Monetary exchange rate plays an important role in international trade. Different countries have different currency and to make an exchange of the same in terms of global trade is a challenging task. This currency exchange rate keeps on fluctuating on basis of various factors which affects its volatility. Countries develop different monetary policy as per the economic environment prevailing in their respective country. This monetary policy depends on various factors such as inflation or deflation rate, purchasing power of the currency, recessions, economic stability etc and exchange rate plays an important role in all these factors.

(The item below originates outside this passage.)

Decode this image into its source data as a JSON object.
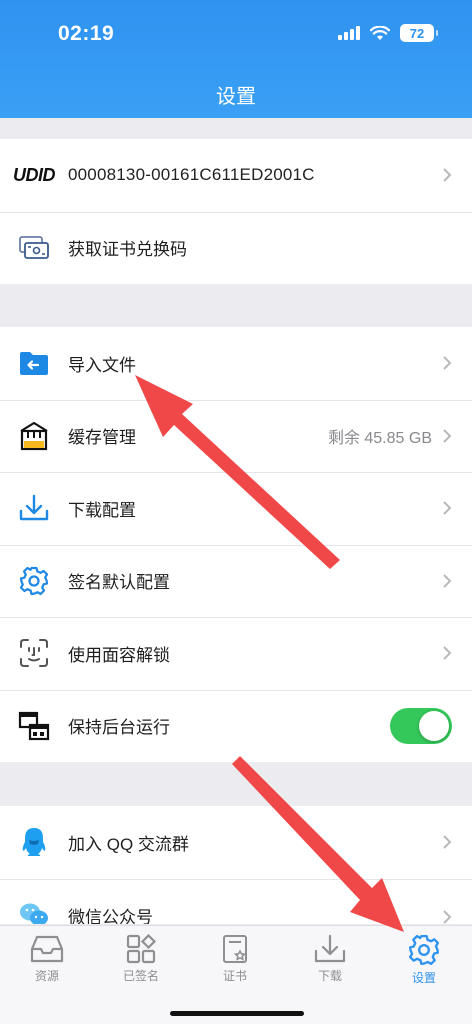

International exchange rate has gone through various changes right from its vey inception in the year 1870 of the Classical Gold Standard System to the present operating Floating Exchange Rate System. To understand The Bretton Woods System it is important to evaluate and understand the reason for the creation of the system, its salient features and reason for its abolishment. The same has been discussed as underRequirement of an international exchange rate can be traced back to the year 1870 when the world economy saw the enactment of the Traditional Gold Standard.
It was during the Gold Standard that paper currency of a country got its value in real terms. The Gold Standard implied that any nation adapting to the international exchange rate has to follow the rules laid down in the Gold Standard. As per Gold Standard, any person holding a currency of the country could exchange the same with the gold reserve that the country possessed or vice-versa (Cohen, 2002). Thus, a countries currency was equally backed by par value of gold reserves that the country possessed.
In no circumstances could the country inflict new currency without backing the same with gold reserves of the country. Thus the standard provided long term stability to the countries and was so designed that it could adhere and response to shocks in the economy and move towards maintaining an equilibrium in the economy. Gold Standard thus was a huge achievement in itself and maintained equilibrium for some time in the economy. However, it showing signs of loopholes and soon became a global concern since with more and more development in the global economy, countries felt the shortage of paper currency and found its gold reserves restrictive to inflict new currency as in no circumstances could the country introduce new currency without a par value of gold (Rajan & Subramanian, 2004).
Even most powerful countries like Great Britain realized the shortage of currency during the period of Great Depression and the trend was soon followed in other countries of the world. The situation worsened during the World War-1 as there was huge requirement of funds to buy war equipment’s and for social programs and welfare.
Further The Federal Bank kept rising its interest rate to make dollar the most powerful currency in the world which was followed by huge Recessions all around the world. It was finally decided by the countries together to abolish the Gold Standard (Frankel, 2005). With The Great Britain abolishing The Traditional Gold Standard in 1914, the period between 1918 to1939 which is regarded as the Interwar Period saw many ups and downs as different countries which had abandoned the Gold Standard from their country again reverted back to the Gold Standard at different interval of time.
Powerful countries like United States soon reverted back to the Gold Standard followed by The Great Britain in the year 1925 (Bordo and Eichengreen, 2008). However The Great Britain once again shifted from the Gold Standard in the year 1931 due to economic instability it faced after the World War and during the period OF Great Depression. Even United States followed Great Britain and abolished Gold Standard in 1933 but soon again reverted back to the same in 1934 with a standard rate of $35 per ounce of gold.
It was the post war consequences in the economy and huge deficit in the Balance of Payment with international liquidity crunch that the Gold Standard finally came to a complete end and it lead to the development of a new system of Bretton Woods (Roubini, 2004).